It's probably going to be another half-assed mess someone will have to once again clean up, for Donald Trump and his merry band of idiots. The real risk is everything that they're not watching or helping prepare the Biden team for as they run around pursuing personal goals at the taxpayers' expense. — a former Obama-era Defense official
It's probably going to be another half-assed mess someone will have to once again clean up, for Donald Trump and his merry band of idiots. The real risk is everything that they're not watching or helping prepare the Biden team for as they run around pursuing personal goals at the taxpayers' expense. — a former Obama-era Defense official
NATO is furious at Trump delaying the military handover to Biden while 'there's a significant security situation underway with Iran that could explode at any time'
  • The Russians have hacked the US government. Iran has vowed revenge on America for the assassination of one of its military leaders. Yet Trump is mishandling the transition of the Pentagon to incoming President Joe Biden, sources tell Insider.
  • "We need the incoming Biden administration to be fully briefed and ready to deal with these very dangerous issues facing NATO's security," said the official.
  • Security sources are also unimpressed by some of the officials Trump is leaving behind.
  • "The refusal to coordinate the handover of the most powerful military force in the world in a united, responsible manner would be almost unthinkable," a NATO source told Insider. "Except of course it's 2020 and we are talking about the incredibly selfish, irresponsible asshole called Donald Trump."
The outgoing Trump administration's refusal to coordinate the handover of the Pentagon with the incoming Biden team, as well as the last-minute stacking of civilian positions with fringe national security figures, could not come at a worse time.

... "So there's been a historic breach of the American government's key networks, US troops and NATO allies are fighting together in Iraq, Afghanistan, Syria, and East Africa, and it's coming on the year anniversary of the assassination of [Iranian commander Qassem] Solimani that Tehran has vowed to revenge," said a senior NATO official, who asked not to be identified criticizing a key ally."

... "First off, Trump doesn't appear to have any defense policies at all so there's not some grand plan here," said the former official. "If any of these figures are loyal to Trump it's as part of a cult attraction, not some ideological one because there is no ideology."


That's not to say the last-minute appointments — which include Anthony Tata, a former general named to the top policy position in November — do not pose risk, said the former official.

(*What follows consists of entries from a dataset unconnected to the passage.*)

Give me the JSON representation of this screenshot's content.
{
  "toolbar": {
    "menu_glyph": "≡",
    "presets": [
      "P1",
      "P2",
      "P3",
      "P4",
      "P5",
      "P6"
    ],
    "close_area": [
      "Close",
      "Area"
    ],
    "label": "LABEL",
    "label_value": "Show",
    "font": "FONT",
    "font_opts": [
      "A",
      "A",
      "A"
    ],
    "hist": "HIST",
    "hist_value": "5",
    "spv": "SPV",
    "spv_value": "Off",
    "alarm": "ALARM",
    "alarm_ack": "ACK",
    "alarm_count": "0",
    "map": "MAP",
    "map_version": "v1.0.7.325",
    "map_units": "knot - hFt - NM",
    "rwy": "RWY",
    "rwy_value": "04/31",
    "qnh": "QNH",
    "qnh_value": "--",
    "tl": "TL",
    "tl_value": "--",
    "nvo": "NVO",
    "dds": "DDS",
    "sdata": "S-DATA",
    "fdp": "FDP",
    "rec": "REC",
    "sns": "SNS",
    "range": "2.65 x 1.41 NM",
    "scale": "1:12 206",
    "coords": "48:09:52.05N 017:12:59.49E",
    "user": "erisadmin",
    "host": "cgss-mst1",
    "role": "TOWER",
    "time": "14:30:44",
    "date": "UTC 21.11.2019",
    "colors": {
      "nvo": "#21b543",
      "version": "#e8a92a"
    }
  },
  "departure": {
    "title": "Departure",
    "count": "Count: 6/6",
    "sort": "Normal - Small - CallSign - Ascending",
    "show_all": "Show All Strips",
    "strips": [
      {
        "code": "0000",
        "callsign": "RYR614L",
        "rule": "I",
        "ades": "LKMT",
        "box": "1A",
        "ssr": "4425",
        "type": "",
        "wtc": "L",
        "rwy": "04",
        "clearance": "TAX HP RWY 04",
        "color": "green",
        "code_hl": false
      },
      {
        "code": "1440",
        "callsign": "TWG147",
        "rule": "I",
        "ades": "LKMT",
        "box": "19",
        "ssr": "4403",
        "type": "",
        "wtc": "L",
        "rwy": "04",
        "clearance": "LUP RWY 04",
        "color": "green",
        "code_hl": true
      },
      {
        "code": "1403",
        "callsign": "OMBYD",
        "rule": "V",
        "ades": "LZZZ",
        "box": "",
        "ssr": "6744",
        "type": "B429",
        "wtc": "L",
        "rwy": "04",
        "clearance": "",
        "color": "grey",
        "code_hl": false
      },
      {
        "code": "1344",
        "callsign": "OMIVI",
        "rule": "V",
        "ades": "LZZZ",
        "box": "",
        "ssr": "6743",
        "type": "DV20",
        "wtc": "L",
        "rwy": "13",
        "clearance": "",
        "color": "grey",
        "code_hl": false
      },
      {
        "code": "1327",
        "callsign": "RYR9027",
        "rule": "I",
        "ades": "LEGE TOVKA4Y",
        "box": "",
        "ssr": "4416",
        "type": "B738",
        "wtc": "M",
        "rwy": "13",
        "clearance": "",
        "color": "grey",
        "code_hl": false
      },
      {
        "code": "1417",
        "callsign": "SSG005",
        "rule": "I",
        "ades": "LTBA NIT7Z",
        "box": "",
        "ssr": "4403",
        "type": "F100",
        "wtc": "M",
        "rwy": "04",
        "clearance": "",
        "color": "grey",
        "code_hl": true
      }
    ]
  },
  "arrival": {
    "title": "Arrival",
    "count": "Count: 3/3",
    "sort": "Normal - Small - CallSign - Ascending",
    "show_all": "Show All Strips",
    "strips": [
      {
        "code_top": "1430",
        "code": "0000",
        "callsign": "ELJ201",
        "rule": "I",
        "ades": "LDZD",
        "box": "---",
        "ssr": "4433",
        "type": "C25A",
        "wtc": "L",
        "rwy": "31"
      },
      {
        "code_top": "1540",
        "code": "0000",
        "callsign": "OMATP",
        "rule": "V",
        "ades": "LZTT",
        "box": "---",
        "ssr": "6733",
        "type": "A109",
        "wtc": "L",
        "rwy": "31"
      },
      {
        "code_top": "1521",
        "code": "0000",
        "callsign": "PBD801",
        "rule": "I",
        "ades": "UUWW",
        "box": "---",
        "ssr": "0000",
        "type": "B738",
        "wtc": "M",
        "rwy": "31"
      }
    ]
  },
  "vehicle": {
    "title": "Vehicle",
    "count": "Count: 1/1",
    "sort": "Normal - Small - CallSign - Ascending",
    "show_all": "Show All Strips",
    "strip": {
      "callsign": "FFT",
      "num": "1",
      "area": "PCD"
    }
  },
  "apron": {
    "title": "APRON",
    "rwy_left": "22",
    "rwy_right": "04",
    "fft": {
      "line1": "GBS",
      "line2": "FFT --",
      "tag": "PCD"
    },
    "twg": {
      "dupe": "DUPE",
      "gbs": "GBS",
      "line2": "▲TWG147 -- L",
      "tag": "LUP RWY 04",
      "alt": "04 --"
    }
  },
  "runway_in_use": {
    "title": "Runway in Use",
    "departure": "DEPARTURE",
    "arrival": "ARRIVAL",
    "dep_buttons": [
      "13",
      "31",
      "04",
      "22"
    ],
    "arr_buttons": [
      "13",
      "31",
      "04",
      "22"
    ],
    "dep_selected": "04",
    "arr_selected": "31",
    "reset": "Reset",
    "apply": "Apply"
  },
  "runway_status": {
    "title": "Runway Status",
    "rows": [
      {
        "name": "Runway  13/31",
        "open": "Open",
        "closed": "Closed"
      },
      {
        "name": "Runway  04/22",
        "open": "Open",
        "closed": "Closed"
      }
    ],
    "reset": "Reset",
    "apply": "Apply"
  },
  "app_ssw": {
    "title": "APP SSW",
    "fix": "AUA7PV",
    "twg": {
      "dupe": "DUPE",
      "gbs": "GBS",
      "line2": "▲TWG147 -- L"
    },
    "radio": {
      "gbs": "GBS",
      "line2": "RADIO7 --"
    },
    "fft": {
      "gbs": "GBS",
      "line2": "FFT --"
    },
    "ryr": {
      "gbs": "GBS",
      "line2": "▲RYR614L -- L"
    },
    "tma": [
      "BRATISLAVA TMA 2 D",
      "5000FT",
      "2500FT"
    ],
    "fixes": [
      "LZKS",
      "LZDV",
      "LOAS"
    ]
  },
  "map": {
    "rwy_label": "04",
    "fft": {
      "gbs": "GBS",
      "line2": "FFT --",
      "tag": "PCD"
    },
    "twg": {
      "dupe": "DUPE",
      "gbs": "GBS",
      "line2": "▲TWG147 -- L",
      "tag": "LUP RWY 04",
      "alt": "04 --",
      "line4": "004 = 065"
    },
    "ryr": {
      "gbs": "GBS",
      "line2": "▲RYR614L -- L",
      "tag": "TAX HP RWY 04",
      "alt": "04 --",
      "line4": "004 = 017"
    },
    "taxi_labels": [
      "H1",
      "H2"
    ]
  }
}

"These marginal figures like Tata — who could have never gotten this close to the top jobs, because in [Tata's] case he's completely insane — have a chance to pad their resumes with a title that can help them later to get consulting jobs," said the Obama era official.

Separately, the source said, a typical warning sign is when "you see them suddenly trying to pursue or lock-in policies — troops draw-downs, shifts in priorities from the Air Force to Navy — that are their personal ideological goals, or it's basic corruption where they're pushing last-minute policies that will benefit past and, they hope, future defense contractor clients."

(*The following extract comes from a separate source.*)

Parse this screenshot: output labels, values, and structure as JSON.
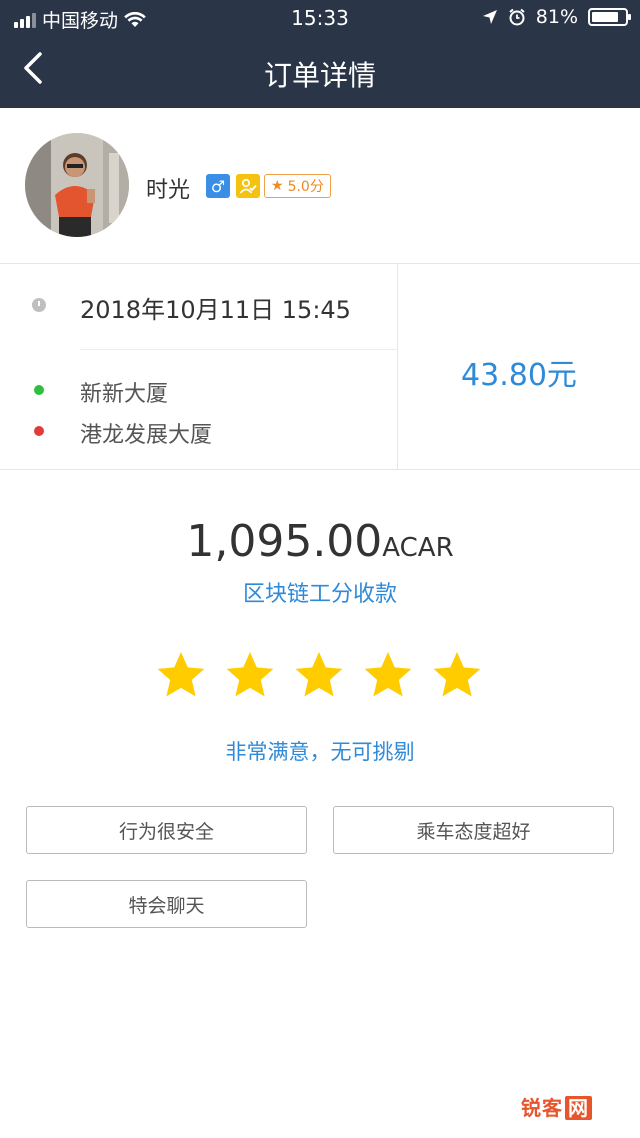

... The "insane" comment is a reference to Tata's past. Before he was Under Secretary of Defense for Policy, Tata kept a lively Twitter feed, was a Fox News guest, and often made comments that were not moored in fact or reality. He once falsely accused former President Obama of being a Muslim, and argued wrongly that Obama was a "terrorist leader". He also said without evidence that Obama was a "Manchurian Candidate" in the White House.

An Army investigation in 2007 found a falsified legal document had been entered into his child support case, favoring his side. Tata told the News & Observer, "we cleared it up right away." He also slept with two women while married to his wife, an offense under military law, the News & Observer reported.

Before he was first proposed for the Pentagon policy job, Tata was such a minor figure in military affairs that Sen. Jim Inhofe said fellow Senators "didn't know enough about Anthony Tata to consider him for a very significant position at this time," according to Defense News.